It’s time to update your hater blockers and make sure they compliment the shape of your face. The key is to experiment with different colors and shapes and pick out sunglasses that make you feel your very best, regardless of the rules. Here are some tips to help you along the way. –mckenzie harris
Choosing the Right Size
To get the perfect fit, imagine your face is being divided into thirds (your forehead being one third, the sunglasses being the next, and the mouth and chin being the rest). If your sunglasses take up significantly more or less space than the other thirds, switch to a different size.
Tip: More hair can carry more frame. So if you’ve got big hair, don’t be afraid of oversize glasses.
Yes: Oversize or wrap styles
No: Frames that are too narrow for your face
Your Profile – Longer than it is wide, usually with a larger forehead.
Frames should cover as much of the center of the face as possible in order to minimize length. Oversize shades work best. Details at the temples are also a great way to add visual width.
Yes: Any shape works on you.
Your Profile – The most balanced shape with well-placed features.
The oval-shaped face can wear almost any frame style. The best way to choose? Take pictures of yourself in different glasses.
Yes: Round, oval, cat’s-eye
No: Sharp geometric shapes — they emphasize an angular profile
Your Profile – Strong jawline and equally broad forehead, with predominantly straight lines from top to bottom.
Pick frames that are slightly rounded at the edges to soften and balance features.
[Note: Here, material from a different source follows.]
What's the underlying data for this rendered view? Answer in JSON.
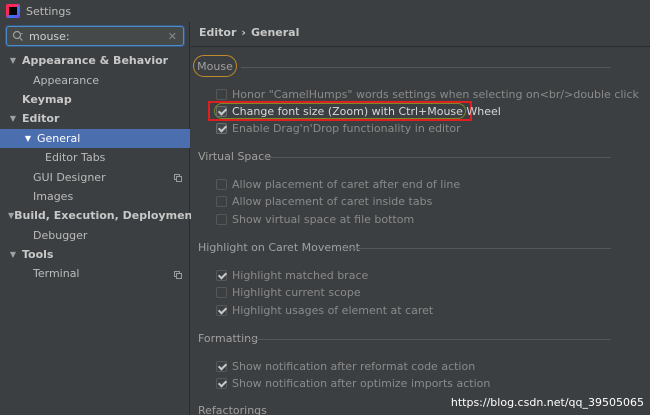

Get frames that sit high enough on the face to downplay the sharpness of the jawline.
Yes: Cat’s eye, round
No: Overly embellished glasses
Your Profile – Broad at the forehead and cheekbones and narrow at the chin.
To broaden the appearance of the chin and draw more proportion throughout the face, try thin, light metal or clear plastic frames that have broader bottom halves.
Yes: Wide, rectangular frames
No: Round frames or colored lenses, which exaggerate fullness
Your Profile: Soft curves around the jaw and a wider face.
To downplay the roundness, select frames with straight or angular lines. Deep colors, such as black or tortoiseshell, minimize fullness.